--- DATA SUPPLIED ---

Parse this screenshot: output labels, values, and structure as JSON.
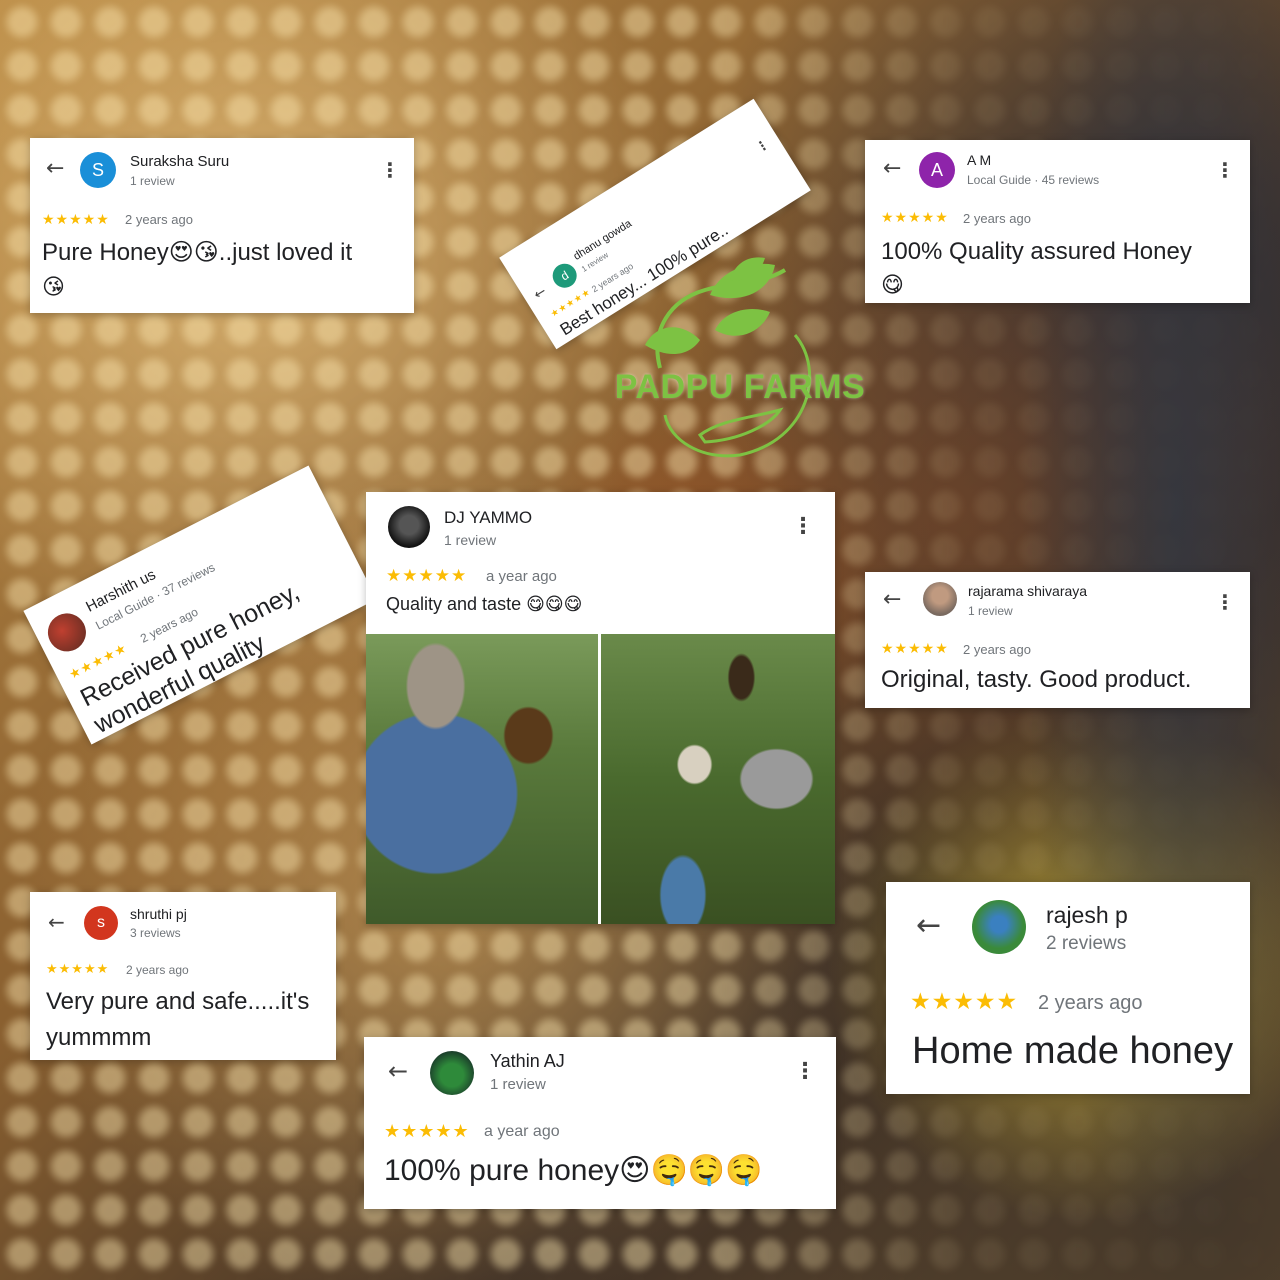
{
  "brand": {
    "name": "PADPU FARMS",
    "color": "#7dc243"
  },
  "reviews": {
    "suraksha": {
      "initial": "S",
      "avatar_color": "#1a8fd8",
      "name": "Suraksha Suru",
      "sub": "1 review",
      "stars": "★★★★★",
      "when": "2 years ago",
      "text_line1": "Pure Honey😍😘..just loved it",
      "text_line2": "😘"
    },
    "dhanu": {
      "initial": "d",
      "avatar_color": "#1e9a7a",
      "name": "dhanu gowda",
      "sub": "1 review",
      "stars": "★★★★★",
      "when": "2 years ago",
      "text": "Best honey... 100% pure.."
    },
    "am": {
      "initial": "A",
      "avatar_color": "#8e24aa",
      "name": "A M",
      "sub": "Local Guide · 45 reviews",
      "stars": "★★★★★",
      "when": "2 years ago",
      "text_line1": "100% Quality assured Honey",
      "text_line2": "😋"
    },
    "harshith": {
      "name": "Harshith us",
      "sub": "Local Guide · 37 reviews",
      "stars": "★★★★★",
      "when": "2 years ago",
      "text_line1": "Received pure honey,",
      "text_line2": "wonderful quality"
    },
    "djyammo": {
      "name": "DJ YAMMO",
      "sub": "1 review",
      "stars": "★★★★★",
      "when": "a year ago",
      "text": "Quality and taste 😋😋😋"
    },
    "rajarama": {
      "name": "rajarama shivaraya",
      "sub": "1 review",
      "stars": "★★★★★",
      "when": "2 years ago",
      "text": "Original, tasty. Good product."
    },
    "shruthi": {
      "initial": "s",
      "avatar_color": "#d2361e",
      "name": "shruthi pj",
      "sub": "3 reviews",
      "stars": "★★★★★",
      "when": "2 years ago",
      "text_line1": "Very pure and safe.....it's",
      "text_line2": "yummmm"
    },
    "yathin": {
      "name": "Yathin AJ",
      "sub": "1 review",
      "stars": "★★★★★",
      "when": "a year ago",
      "text": "100% pure honey😍🤤🤤🤤"
    },
    "rajesh": {
      "name": "rajesh p",
      "sub": "2 reviews",
      "stars": "★★★★★",
      "when": "2 years ago",
      "text": "Home made honey"
    }
  },
  "icons": {
    "back": "←",
    "menu": "⋮"
  }
}
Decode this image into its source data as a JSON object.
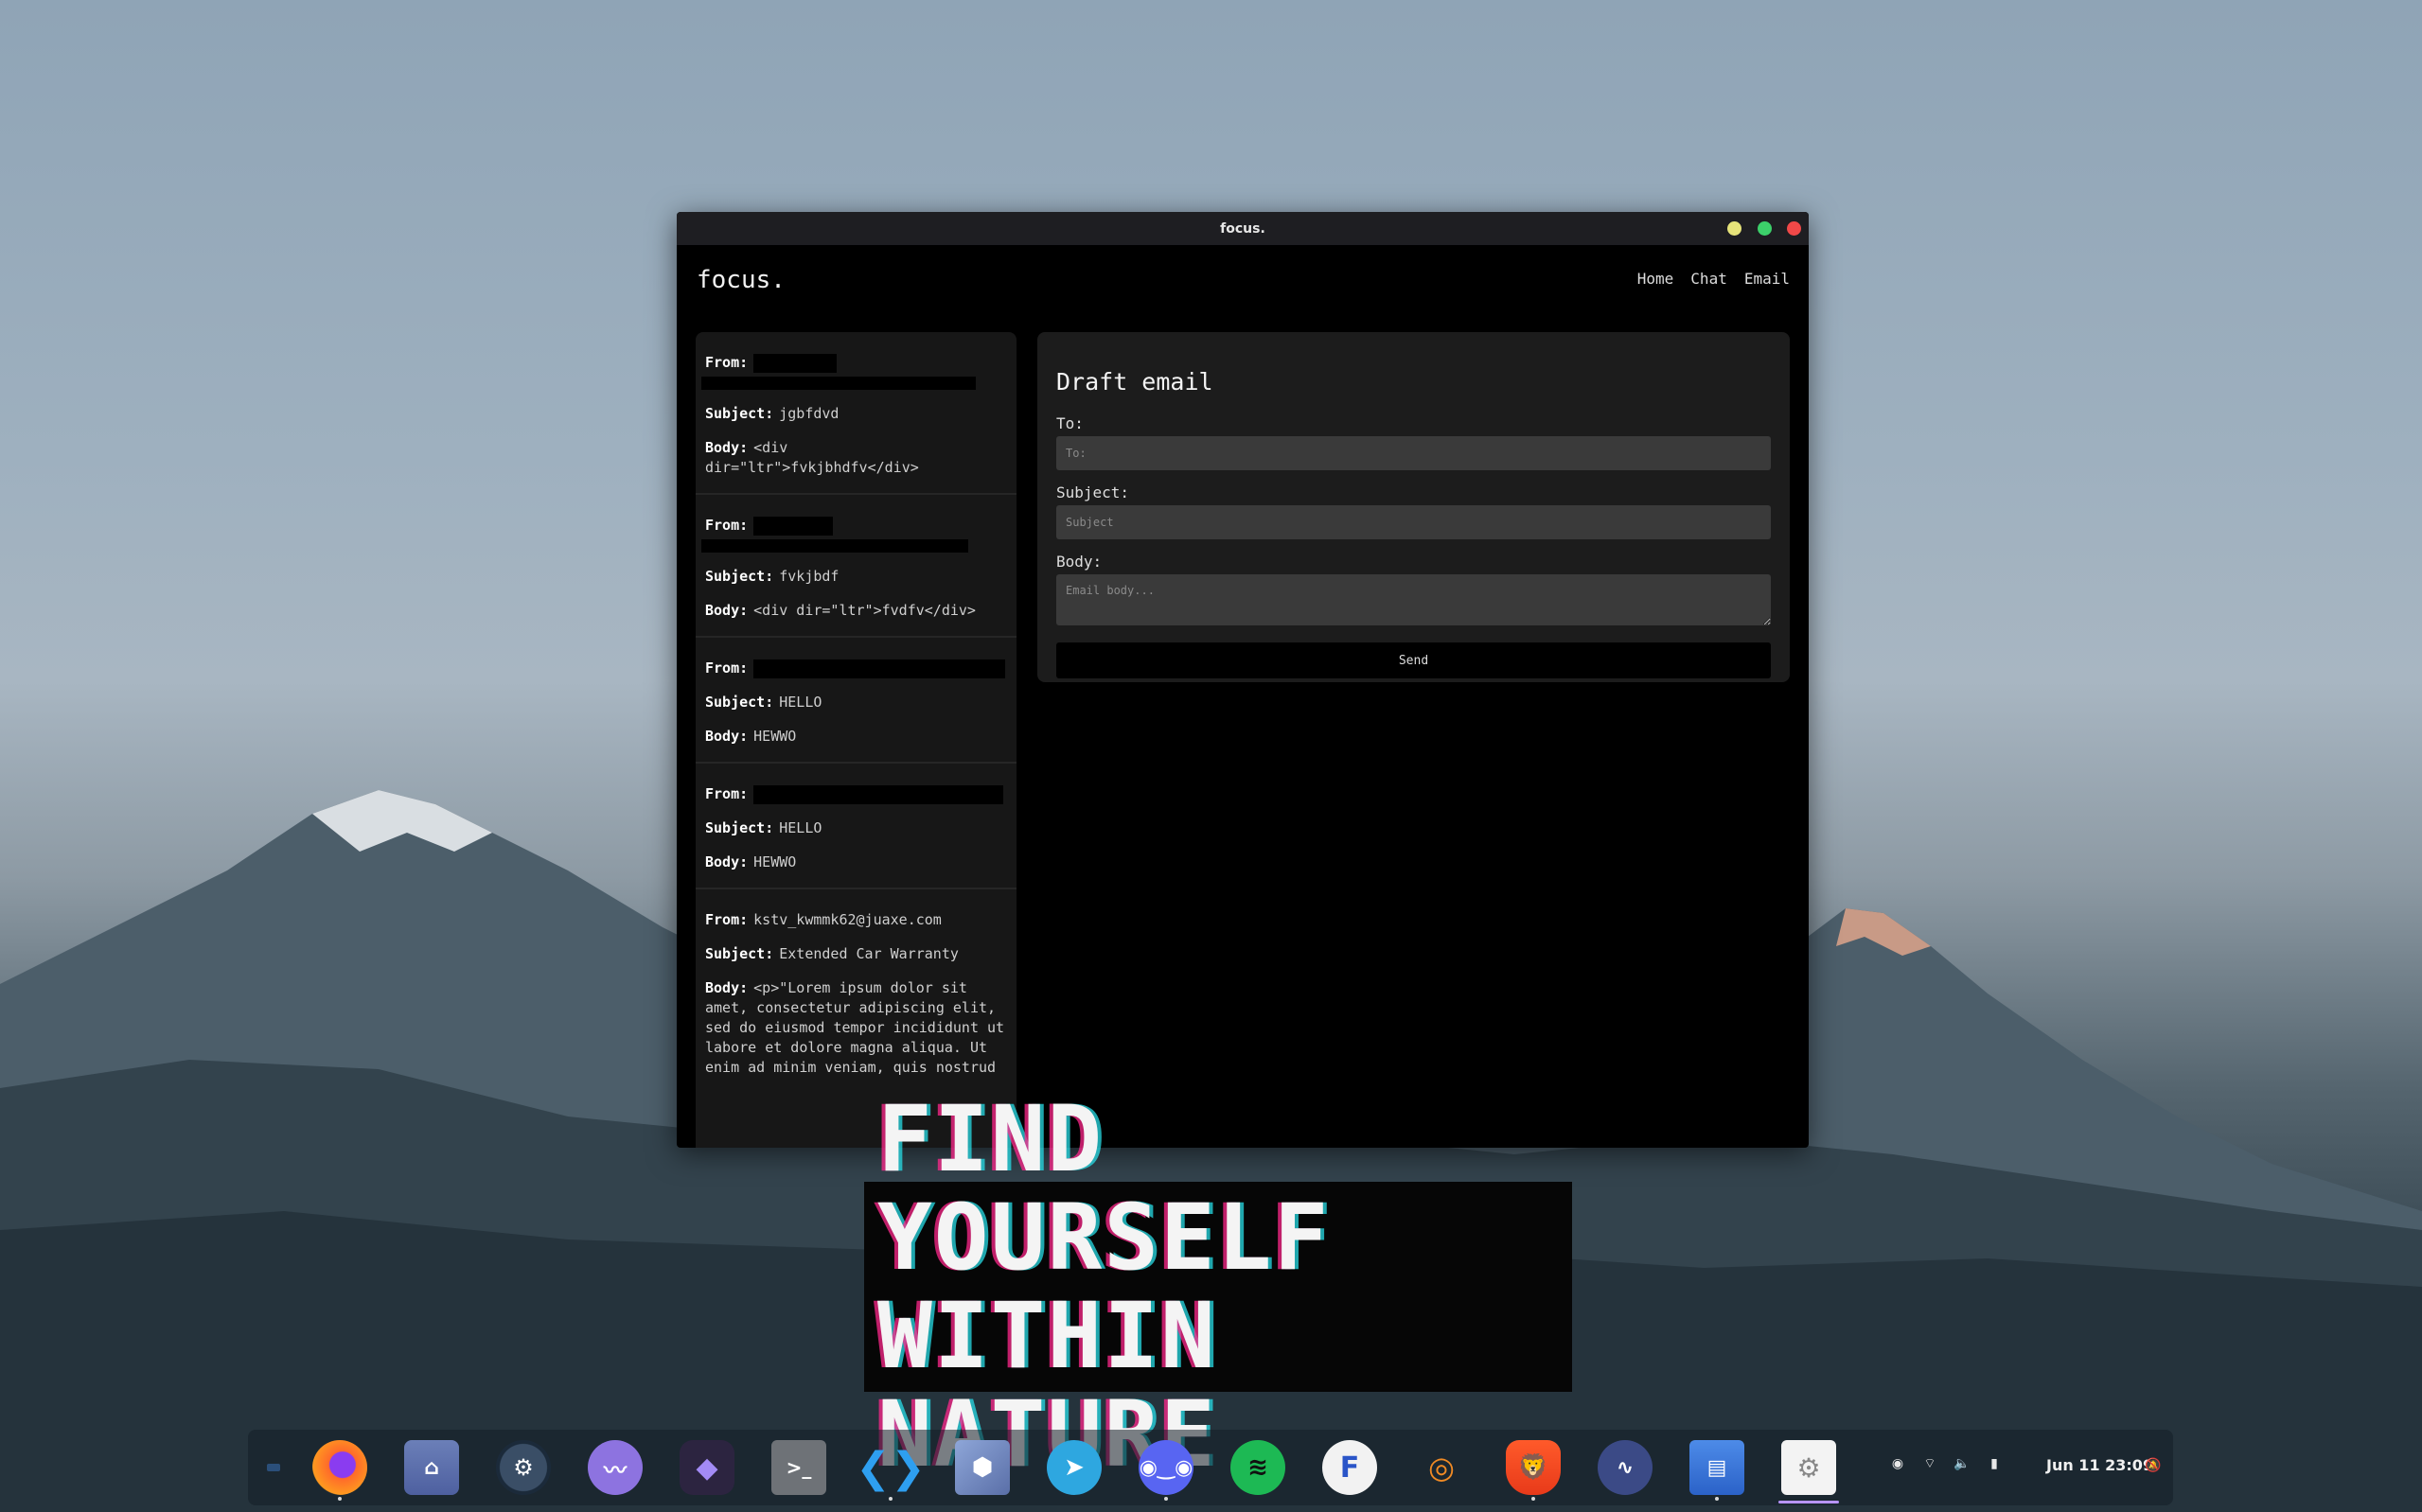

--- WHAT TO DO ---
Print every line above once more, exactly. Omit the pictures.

--- ANSWER FOR THE TASK ---
Parse this screenshot: output labels, values, and structure as JSON.
{
  "brand": {
    "name": "PADPU FARMS",
    "color": "#7dc243"
  },
  "reviews": {
    "suraksha": {
      "initial": "S",
      "avatar_color": "#1a8fd8",
      "name": "Suraksha Suru",
      "sub": "1 review",
      "stars": "★★★★★",
      "when": "2 years ago",
      "text_line1": "Pure Honey😍😘..just loved it",
      "text_line2": "😘"
    },
    "dhanu": {
      "initial": "d",
      "avatar_color": "#1e9a7a",
      "name": "dhanu gowda",
      "sub": "1 review",
      "stars": "★★★★★",
      "when": "2 years ago",
      "text": "Best honey... 100% pure.."
    },
    "am": {
      "initial": "A",
      "avatar_color": "#8e24aa",
      "name": "A M",
      "sub": "Local Guide · 45 reviews",
      "stars": "★★★★★",
      "when": "2 years ago",
      "text_line1": "100% Quality assured Honey",
      "text_line2": "😋"
    },
    "harshith": {
      "name": "Harshith us",
      "sub": "Local Guide · 37 reviews",
      "stars": "★★★★★",
      "when": "2 years ago",
      "text_line1": "Received pure honey,",
      "text_line2": "wonderful quality"
    },
    "djyammo": {
      "name": "DJ YAMMO",
      "sub": "1 review",
      "stars": "★★★★★",
      "when": "a year ago",
      "text": "Quality and taste 😋😋😋"
    },
    "rajarama": {
      "name": "rajarama shivaraya",
      "sub": "1 review",
      "stars": "★★★★★",
      "when": "2 years ago",
      "text": "Original, tasty. Good product."
    },
    "shruthi": {
      "initial": "s",
      "avatar_color": "#d2361e",
      "name": "shruthi pj",
      "sub": "3 reviews",
      "stars": "★★★★★",
      "when": "2 years ago",
      "text_line1": "Very pure and safe.....it's",
      "text_line2": "yummmm"
    },
    "yathin": {
      "name": "Yathin AJ",
      "sub": "1 review",
      "stars": "★★★★★",
      "when": "a year ago",
      "text": "100% pure honey😍🤤🤤🤤"
    },
    "rajesh": {
      "name": "rajesh p",
      "sub": "2 reviews",
      "stars": "★★★★★",
      "when": "2 years ago",
      "text": "Home made honey"
    }
  },
  "icons": {
    "back": "←",
    "menu": "⋮"
  }
}
Decode this image into its source data as a JSON object.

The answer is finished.